For such patients, Binder said, “ECT is the most effective and the most rapidly acting treatment. After a few ECT treatments, you can see a remarkable improvement in the patient’s mental state.”
The public’s dim view of the treatment is often traced back to a harrowing scene from the 1975 Oscar winner “One Flew Over the Cuckoo’s Nest.” In the film, Jack Nicholson portrayed a freewheeling, wisecracking criminal who thought he had pulled a fast one by getting himself sentenced to a psychiatric hospital rather than a prison. The brutal portrayal of his forcible treatment with ECT, held down by orderlies as his body violently convulses, has colored the public’s perception of the treatment ever since.
Binder said the film’s depiction of the treatment is outdated. Patients are now sedated and given muscle relaxants so that no bodily convulsions occur. A far lower dose of electricity is used than in decades past, only enough to incite a brief seizure. And patients’ informed consent is always necessary, as with any medical procedure.
Two members of the panel that recommended against easing restrictions on ECT said they had not heard of the FDA’s latest proposal until contacted by a reporter. “I wasn’t even aware of it, it’s taken so long,” said Guerry M. Peavy, a neuropsychologist at the University of California at San Diego who voted in 2011 to keep the high-risk classification. “It’s possible they got some new information I’m not aware of that might make them feel it’s safer.”
Christopher A. Ross, a professor of psychiatry at Johns Hopkins School of Medicine who voted in 2011 for reclassification, said he welcomed the FDA’s decision. “I think it’s a very effective treatment, and it can be lifesaving,” he said. “The risks of ECT are on a par with many drugs we use in psychiatry, and the benefits are often greater.”
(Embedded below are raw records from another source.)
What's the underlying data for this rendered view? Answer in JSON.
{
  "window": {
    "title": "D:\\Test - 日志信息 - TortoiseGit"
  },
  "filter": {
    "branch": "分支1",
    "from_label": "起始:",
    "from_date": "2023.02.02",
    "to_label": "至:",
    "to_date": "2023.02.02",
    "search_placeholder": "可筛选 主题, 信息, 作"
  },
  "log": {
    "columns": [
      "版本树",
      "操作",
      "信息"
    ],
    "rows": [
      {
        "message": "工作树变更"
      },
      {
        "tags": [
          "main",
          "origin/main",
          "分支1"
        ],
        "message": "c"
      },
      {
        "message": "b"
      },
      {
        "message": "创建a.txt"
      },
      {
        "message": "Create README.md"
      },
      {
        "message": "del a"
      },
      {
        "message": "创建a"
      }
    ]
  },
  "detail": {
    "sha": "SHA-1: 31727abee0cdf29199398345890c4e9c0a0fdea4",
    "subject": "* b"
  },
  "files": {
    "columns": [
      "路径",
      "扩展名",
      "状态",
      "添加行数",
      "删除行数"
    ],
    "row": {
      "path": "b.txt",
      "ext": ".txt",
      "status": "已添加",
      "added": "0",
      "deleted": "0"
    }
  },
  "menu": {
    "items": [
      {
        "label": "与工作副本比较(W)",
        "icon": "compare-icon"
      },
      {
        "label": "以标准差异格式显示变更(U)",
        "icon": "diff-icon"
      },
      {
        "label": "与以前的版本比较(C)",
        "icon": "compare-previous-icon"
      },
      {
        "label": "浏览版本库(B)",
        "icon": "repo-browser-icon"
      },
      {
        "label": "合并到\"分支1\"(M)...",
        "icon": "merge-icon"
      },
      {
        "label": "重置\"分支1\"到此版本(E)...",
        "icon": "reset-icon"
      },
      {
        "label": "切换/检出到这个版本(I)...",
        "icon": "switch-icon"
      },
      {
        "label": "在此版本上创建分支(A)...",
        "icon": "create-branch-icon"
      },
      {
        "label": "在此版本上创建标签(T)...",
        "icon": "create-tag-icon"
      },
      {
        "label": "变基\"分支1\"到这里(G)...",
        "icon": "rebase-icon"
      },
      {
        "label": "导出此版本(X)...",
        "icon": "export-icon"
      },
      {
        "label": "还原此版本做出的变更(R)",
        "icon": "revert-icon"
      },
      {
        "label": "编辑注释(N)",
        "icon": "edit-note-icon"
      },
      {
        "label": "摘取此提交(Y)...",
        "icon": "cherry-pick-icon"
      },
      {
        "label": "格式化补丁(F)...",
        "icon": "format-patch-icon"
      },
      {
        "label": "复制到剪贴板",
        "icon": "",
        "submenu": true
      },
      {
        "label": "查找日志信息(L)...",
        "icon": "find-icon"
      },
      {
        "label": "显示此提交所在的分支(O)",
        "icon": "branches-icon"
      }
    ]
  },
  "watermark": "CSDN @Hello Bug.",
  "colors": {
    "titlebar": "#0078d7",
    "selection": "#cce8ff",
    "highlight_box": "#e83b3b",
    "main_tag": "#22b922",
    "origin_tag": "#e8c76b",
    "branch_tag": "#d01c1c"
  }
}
Among those who testified before the panel in 2011 was Kitty Dukakis, wife of former Massachusetts governor and 1988 Democratic presidential nominee Michael Dukakis. She said that she had first received ECT as a treatment for her major depression 11 years earlier and had continued to get it once a month.
“It is not an exaggeration to say that I don’t think I would be alive without ECT,” she testified. “It has been a miracle in my life.” (She has continued to advocate for the therapy.) Other patients who spoke at the meeting, though, said the treatment had ruined their lives by robbing them of their memories.
The medical director of the National Alliance on Mentally Illness, an advocacy and support organization, said he supports the FDA’s reclassification as long as informed consent is emphasized as part of the process.
“I have had patients saved by ECT, I’ve seen it with my own eyes,” said Ken Duckworth, who also serves as an assistant clinical professor of psychiatry at Harvard Medical School. “But I’ve had people tell me that they might not have chosen ECT if they had known how it would affect their memory. So it’s really important that people have informed consent.”